## Exercise instructions
Only lines holding the word "Content" are wanted. Copy them from the listing below.

## Records for processing
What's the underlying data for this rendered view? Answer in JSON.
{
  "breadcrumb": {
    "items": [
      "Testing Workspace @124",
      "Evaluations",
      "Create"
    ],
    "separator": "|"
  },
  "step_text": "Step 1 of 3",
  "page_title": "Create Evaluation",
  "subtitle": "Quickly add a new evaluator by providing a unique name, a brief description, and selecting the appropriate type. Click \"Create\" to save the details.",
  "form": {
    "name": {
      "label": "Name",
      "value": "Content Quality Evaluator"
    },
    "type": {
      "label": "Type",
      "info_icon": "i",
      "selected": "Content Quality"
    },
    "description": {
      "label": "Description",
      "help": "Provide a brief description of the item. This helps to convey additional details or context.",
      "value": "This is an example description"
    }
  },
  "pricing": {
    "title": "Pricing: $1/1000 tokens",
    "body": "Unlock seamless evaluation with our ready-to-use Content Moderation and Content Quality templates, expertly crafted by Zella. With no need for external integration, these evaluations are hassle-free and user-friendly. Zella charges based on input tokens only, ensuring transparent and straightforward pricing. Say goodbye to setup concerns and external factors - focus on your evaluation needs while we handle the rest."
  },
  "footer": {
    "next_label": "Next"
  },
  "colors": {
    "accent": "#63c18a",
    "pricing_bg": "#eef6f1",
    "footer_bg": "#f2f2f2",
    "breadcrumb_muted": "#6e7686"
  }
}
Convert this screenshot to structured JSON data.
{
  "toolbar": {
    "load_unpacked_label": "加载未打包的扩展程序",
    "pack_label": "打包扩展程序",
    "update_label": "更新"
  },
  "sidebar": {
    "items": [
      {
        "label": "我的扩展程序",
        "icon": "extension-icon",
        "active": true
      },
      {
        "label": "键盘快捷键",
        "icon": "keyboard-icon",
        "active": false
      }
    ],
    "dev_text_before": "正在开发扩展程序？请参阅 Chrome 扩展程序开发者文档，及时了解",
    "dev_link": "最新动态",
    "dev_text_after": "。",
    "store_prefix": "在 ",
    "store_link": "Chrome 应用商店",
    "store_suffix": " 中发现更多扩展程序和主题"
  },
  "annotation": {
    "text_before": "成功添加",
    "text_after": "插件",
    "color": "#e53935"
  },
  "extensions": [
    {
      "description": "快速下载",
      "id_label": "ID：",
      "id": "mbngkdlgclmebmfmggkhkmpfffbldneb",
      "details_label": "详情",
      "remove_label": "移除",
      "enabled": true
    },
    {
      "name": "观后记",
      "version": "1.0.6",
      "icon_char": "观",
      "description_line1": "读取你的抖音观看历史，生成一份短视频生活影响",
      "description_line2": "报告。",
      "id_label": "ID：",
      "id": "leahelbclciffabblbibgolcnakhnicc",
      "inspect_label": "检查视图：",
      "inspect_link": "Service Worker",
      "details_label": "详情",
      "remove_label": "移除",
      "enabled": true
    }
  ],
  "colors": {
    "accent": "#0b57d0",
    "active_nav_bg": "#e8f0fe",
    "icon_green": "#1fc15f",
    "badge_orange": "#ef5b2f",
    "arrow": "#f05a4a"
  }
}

## Response
      "value": "Content Quality Evaluator"
      "selected": "Content Quality"
    "body": "Unlock seamless evaluation with our ready-to-use Content Moderation and Content Quality templates, expertly crafted by Zella. With no need for external integration, these evaluations are hassle-free and user-friendly. Zella charges based on input tokens only, ensuring transparent and straightforward pricing. Say goodbye to setup concerns and external factors - focus on your evaluation needs while we handle the rest."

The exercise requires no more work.